EXERCISE REQUIREMENTS =
Note each line in the data below that holds "badge", and copy it.

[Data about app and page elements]
#####
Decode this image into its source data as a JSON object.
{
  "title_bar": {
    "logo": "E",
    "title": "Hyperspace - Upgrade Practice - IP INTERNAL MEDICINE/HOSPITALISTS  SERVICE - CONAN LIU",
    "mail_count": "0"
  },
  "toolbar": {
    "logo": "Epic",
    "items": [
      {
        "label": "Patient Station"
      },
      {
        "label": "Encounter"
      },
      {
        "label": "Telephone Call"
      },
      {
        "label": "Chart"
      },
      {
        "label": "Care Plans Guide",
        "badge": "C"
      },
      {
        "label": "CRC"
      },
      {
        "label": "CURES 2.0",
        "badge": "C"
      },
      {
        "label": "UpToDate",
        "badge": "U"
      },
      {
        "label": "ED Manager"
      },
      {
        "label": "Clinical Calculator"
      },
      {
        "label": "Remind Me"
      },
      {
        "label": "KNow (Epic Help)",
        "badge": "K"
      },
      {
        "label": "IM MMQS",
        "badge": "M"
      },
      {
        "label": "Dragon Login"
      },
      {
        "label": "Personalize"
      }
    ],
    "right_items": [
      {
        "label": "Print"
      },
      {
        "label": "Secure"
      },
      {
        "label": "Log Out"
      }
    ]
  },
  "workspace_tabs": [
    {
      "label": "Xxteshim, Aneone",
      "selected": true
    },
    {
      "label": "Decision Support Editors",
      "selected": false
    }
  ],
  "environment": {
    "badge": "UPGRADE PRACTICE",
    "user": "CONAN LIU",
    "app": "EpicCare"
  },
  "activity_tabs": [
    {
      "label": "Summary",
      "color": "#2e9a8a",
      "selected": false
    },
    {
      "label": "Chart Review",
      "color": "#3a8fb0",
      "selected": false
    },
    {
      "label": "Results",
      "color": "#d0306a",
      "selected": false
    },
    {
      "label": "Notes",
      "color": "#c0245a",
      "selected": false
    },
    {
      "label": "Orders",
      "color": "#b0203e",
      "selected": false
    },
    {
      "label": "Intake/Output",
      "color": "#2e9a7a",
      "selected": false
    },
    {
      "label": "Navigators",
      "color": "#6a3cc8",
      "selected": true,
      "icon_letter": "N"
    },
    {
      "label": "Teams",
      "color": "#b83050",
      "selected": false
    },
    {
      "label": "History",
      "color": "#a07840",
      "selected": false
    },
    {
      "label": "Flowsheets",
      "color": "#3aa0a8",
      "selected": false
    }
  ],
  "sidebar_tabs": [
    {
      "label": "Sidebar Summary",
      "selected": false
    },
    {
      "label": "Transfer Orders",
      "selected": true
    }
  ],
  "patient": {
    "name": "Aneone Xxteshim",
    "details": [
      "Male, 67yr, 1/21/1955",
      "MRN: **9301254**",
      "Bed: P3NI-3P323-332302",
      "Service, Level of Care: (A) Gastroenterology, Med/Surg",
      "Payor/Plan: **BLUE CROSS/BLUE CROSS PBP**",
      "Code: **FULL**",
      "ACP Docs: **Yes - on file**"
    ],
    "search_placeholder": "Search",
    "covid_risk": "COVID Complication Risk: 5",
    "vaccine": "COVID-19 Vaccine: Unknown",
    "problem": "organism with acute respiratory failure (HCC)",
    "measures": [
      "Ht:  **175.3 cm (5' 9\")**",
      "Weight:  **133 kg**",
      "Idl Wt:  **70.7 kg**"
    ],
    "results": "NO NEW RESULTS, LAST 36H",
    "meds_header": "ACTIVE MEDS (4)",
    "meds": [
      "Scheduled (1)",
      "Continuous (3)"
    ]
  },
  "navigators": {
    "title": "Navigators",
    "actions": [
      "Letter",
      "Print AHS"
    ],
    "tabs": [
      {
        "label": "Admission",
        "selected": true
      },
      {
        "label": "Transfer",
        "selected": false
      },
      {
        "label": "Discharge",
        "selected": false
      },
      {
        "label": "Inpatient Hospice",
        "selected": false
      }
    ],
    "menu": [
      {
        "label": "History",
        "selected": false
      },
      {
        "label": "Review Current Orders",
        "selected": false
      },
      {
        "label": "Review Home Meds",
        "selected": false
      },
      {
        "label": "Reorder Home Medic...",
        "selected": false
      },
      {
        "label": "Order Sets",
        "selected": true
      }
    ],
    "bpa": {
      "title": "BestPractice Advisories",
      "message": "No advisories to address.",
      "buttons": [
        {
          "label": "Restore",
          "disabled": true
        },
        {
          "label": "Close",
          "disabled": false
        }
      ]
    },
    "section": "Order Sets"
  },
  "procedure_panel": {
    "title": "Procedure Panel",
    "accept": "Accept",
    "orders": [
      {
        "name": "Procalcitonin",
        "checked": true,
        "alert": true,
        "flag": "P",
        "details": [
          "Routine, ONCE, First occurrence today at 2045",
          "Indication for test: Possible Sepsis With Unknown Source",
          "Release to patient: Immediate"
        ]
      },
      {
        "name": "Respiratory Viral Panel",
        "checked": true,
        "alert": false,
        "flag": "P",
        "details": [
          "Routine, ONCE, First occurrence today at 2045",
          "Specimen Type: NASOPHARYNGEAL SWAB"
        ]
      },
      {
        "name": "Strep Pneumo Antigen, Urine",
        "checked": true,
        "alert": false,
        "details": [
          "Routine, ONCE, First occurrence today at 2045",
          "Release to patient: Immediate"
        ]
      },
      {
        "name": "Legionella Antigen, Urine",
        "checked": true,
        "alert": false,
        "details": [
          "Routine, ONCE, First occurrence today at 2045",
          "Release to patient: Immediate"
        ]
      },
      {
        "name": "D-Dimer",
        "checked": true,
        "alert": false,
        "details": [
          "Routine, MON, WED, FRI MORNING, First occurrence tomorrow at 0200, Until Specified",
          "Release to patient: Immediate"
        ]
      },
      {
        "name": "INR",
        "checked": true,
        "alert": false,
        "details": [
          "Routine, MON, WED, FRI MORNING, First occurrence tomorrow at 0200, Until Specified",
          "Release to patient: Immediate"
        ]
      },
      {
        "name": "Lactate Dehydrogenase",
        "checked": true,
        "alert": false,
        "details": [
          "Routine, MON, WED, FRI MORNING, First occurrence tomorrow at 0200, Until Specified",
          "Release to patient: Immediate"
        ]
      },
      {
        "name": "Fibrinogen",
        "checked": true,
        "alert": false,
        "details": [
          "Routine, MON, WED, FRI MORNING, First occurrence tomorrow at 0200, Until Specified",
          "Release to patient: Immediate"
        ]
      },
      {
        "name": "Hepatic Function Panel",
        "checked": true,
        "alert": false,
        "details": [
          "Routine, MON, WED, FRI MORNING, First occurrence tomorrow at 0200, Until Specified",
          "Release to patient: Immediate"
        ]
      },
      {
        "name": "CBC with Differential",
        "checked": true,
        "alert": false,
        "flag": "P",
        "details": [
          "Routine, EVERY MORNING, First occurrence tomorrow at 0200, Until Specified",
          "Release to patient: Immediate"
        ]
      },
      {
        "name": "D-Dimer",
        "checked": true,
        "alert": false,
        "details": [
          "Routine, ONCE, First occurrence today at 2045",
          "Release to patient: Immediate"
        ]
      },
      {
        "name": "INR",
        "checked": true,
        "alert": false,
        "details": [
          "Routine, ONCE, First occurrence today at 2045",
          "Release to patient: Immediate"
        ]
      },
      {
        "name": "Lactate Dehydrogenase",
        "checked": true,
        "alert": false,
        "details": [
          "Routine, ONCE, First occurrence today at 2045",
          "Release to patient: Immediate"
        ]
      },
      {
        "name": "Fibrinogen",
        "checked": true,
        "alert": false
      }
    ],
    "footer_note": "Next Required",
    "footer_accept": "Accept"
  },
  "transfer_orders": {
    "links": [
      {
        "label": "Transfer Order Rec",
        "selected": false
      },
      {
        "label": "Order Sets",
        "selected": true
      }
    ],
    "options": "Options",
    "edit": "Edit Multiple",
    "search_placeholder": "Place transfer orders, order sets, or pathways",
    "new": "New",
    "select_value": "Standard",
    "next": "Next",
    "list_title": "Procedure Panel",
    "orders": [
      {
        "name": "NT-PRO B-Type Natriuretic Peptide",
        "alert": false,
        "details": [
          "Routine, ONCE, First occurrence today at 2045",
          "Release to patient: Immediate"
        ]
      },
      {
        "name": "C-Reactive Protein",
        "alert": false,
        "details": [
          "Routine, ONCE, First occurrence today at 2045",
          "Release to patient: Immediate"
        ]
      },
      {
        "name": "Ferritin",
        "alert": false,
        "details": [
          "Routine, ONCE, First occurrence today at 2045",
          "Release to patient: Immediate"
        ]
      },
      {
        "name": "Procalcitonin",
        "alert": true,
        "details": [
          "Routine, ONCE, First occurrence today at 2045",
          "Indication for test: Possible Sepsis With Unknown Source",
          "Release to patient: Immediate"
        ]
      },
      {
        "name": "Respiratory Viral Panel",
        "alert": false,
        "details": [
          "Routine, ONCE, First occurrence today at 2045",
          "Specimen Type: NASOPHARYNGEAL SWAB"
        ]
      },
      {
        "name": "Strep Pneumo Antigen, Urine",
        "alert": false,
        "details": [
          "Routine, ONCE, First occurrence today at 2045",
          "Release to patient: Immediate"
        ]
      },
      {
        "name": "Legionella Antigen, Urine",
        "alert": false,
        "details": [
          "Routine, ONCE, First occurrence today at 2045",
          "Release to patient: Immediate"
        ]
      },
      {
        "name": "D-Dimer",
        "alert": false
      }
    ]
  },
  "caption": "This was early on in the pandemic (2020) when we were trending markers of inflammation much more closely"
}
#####
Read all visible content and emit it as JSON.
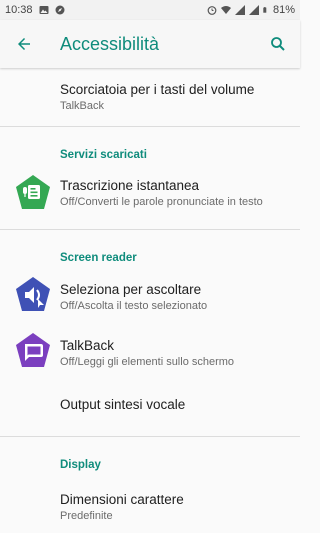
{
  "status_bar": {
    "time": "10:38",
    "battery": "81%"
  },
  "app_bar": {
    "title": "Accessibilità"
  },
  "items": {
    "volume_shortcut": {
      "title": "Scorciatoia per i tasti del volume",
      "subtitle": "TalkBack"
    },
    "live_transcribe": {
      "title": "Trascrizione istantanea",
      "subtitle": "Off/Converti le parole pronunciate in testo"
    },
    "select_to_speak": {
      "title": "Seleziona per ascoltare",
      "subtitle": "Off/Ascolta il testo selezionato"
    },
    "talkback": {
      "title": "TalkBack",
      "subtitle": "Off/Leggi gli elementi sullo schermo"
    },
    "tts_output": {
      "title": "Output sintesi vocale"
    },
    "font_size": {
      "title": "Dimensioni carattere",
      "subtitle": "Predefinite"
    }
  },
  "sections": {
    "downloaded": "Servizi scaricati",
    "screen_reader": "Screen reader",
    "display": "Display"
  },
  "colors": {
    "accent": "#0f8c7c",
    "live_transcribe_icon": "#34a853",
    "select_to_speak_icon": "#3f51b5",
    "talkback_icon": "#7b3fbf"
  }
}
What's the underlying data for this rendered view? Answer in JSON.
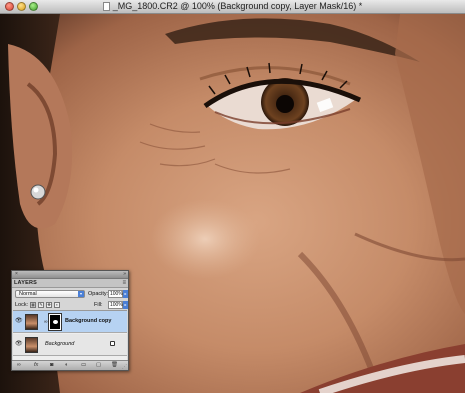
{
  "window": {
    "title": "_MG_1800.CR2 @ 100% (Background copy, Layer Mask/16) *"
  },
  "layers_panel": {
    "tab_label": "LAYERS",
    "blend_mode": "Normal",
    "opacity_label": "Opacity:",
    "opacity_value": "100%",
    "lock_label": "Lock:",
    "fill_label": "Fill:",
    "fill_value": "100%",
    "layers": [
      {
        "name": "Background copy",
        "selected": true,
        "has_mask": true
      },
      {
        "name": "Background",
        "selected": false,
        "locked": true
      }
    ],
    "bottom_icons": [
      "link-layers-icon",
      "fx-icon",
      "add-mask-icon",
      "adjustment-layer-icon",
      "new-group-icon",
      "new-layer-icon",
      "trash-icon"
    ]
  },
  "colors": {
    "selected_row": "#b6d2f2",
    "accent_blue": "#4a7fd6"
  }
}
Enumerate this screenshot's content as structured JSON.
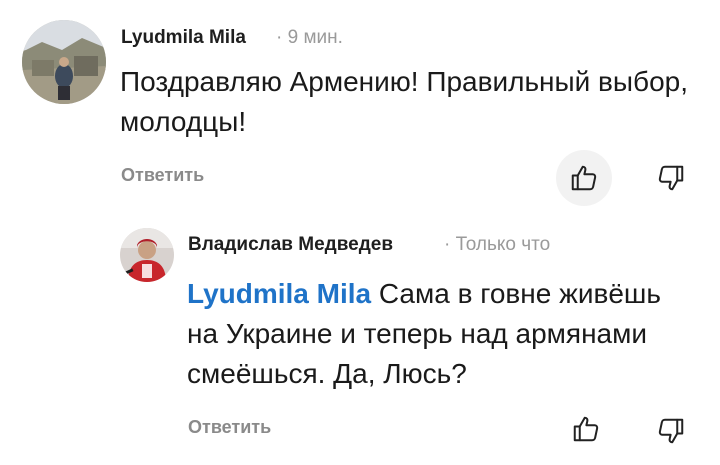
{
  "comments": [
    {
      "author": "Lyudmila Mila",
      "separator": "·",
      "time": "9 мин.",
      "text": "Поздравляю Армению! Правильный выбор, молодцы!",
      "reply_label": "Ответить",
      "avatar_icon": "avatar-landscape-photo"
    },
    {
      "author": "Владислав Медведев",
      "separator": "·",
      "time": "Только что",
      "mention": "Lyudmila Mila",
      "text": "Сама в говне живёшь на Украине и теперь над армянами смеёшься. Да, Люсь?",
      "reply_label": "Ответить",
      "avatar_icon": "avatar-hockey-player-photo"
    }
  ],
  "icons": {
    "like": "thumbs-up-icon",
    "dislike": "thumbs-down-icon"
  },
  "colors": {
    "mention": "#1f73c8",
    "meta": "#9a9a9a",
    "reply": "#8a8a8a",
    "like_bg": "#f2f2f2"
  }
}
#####
EXPECTED ANSWER =
        "badge": "C"
        "badge": "C"
        "badge": "U"
        "badge": "K"
        "badge": "M"
    "badge": "UPGRADE PRACTICE",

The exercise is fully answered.